Reproduce the entries exactly. Omit none of them.

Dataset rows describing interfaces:
......
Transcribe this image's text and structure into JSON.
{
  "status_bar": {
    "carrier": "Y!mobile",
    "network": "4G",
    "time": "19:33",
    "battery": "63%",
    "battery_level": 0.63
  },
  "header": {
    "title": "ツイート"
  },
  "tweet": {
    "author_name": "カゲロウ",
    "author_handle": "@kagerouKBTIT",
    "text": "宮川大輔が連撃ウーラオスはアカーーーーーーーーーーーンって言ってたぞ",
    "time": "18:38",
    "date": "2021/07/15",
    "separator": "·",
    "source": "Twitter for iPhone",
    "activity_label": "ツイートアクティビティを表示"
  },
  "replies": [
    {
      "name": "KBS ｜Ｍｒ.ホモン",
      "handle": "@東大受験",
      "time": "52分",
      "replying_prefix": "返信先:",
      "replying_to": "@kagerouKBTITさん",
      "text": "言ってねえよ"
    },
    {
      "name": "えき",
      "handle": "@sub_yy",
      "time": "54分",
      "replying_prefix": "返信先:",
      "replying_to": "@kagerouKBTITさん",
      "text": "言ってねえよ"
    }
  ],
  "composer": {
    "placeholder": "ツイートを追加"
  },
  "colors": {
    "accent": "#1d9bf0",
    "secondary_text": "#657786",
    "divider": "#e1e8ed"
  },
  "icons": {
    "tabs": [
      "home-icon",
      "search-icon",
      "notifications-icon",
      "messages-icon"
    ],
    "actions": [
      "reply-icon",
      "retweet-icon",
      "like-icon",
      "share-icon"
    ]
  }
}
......
Worked solution:
Transcribe this image's text and structure into JSON.
{
  "status_bar": {
    "carrier": "Y!mobile",
    "network": "4G",
    "time": "19:33",
    "battery": "63%",
    "battery_level": 0.63
  },
  "header": {
    "title": "ツイート"
  },
  "tweet": {
    "author_name": "カゲロウ",
    "author_handle": "@kagerouKBTIT",
    "text": "宮川大輔が連撃ウーラオスはアカーーーーーーーーーーーンって言ってたぞ",
    "time": "18:38",
    "date": "2021/07/15",
    "separator": "·",
    "source": "Twitter for iPhone",
    "activity_label": "ツイートアクティビティを表示"
  },
  "replies": [
    {
      "name": "KBS ｜Ｍｒ.ホモン",
      "handle": "@東大受験",
      "time": "52分",
      "replying_prefix": "返信先:",
      "replying_to": "@kagerouKBTITさん",
      "text": "言ってねえよ"
    },
    {
      "name": "えき",
      "handle": "@sub_yy",
      "time": "54分",
      "replying_prefix": "返信先:",
      "replying_to": "@kagerouKBTITさん",
      "text": "言ってねえよ"
    }
  ],
  "composer": {
    "placeholder": "ツイートを追加"
  },
  "colors": {
    "accent": "#1d9bf0",
    "secondary_text": "#657786",
    "divider": "#e1e8ed"
  },
  "icons": {
    "tabs": [
      "home-icon",
      "search-icon",
      "notifications-icon",
      "messages-icon"
    ],
    "actions": [
      "reply-icon",
      "retweet-icon",
      "like-icon",
      "share-icon"
    ]
  }
}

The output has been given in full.